“He won’t let us on the property,” said utility manager John Condra.
“The meter belongs to the city,” said Monteagle attorney Harvey Cameron. “I think you can move it. Let me get more details to make sure.”
In another issue with possible legal ramifications, the council discussed the fate of the condemned Layne Avenue church. Pursuant to demolishing the structure, the council considered bids for an environmental assessment to determine if the structure contained asbestos.
Monteagle resident Nate Wilson recommended condemning the property as well so the town would own both the land and structure, then selling both.
“If the city sells it, someone else will need to deal with it,” Wilson said.
“Legally a property can’t be sold if there are known environmentally unfriendly products on the site,” said building inspector Earl Geary.
“But at this point, it’s not known,” said Wilson.
The council tabled the discussion. Attorney Cameron will investigate the city’s options.
Alderman Gilliam introduced a discussion about the leaking May Justus Library roof. Gilliam inspected the building and determined the water spots on the ceiling were from leaking overhead plumbing and condensation. Gilliam recommended changing from four inch to six inch gutters to better wick away rain water and replacing the damaged shingles rather than replacing the entire roof, which would cost $20,000.
Gipson asked if the shingle damage had been turned into the insurance.
“I’ll check with the insurance,” said city recorder Debbie Taylor. “The deductible is $10,000,” Taylor stressed.
Fire Chief Mike Holmes said the fire department’s food drive at Monteagle Elementary School was underway. Last year, food box recipients received 160 canned items per box.

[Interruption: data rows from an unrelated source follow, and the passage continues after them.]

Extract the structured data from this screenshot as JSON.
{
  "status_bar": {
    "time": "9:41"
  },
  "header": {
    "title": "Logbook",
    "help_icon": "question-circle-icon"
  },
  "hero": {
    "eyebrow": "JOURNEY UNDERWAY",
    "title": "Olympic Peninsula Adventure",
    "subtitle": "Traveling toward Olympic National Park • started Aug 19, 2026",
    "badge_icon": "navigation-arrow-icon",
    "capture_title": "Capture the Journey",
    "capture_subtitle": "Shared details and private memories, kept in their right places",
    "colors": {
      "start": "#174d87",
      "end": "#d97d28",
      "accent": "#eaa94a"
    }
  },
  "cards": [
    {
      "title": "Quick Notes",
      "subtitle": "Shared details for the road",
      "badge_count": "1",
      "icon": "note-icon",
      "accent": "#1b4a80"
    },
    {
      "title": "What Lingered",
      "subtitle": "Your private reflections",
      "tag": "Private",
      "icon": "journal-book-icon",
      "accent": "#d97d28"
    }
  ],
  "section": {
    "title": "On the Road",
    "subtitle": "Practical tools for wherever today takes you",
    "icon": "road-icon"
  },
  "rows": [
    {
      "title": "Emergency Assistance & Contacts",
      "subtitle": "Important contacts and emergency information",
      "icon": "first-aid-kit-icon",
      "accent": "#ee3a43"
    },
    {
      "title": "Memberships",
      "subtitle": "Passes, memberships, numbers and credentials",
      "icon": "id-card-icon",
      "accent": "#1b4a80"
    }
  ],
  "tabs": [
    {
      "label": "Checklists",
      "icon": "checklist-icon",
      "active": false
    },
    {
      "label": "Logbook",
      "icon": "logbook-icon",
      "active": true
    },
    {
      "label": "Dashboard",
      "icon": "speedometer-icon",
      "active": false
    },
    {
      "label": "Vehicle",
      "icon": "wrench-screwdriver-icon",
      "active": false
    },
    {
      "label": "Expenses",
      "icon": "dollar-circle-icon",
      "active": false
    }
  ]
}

“Let me know if you know of anyone who needs a food box,” Holmes said. Contact Holmes via city hall at (931) 924-2265.
The Council will not meet in December.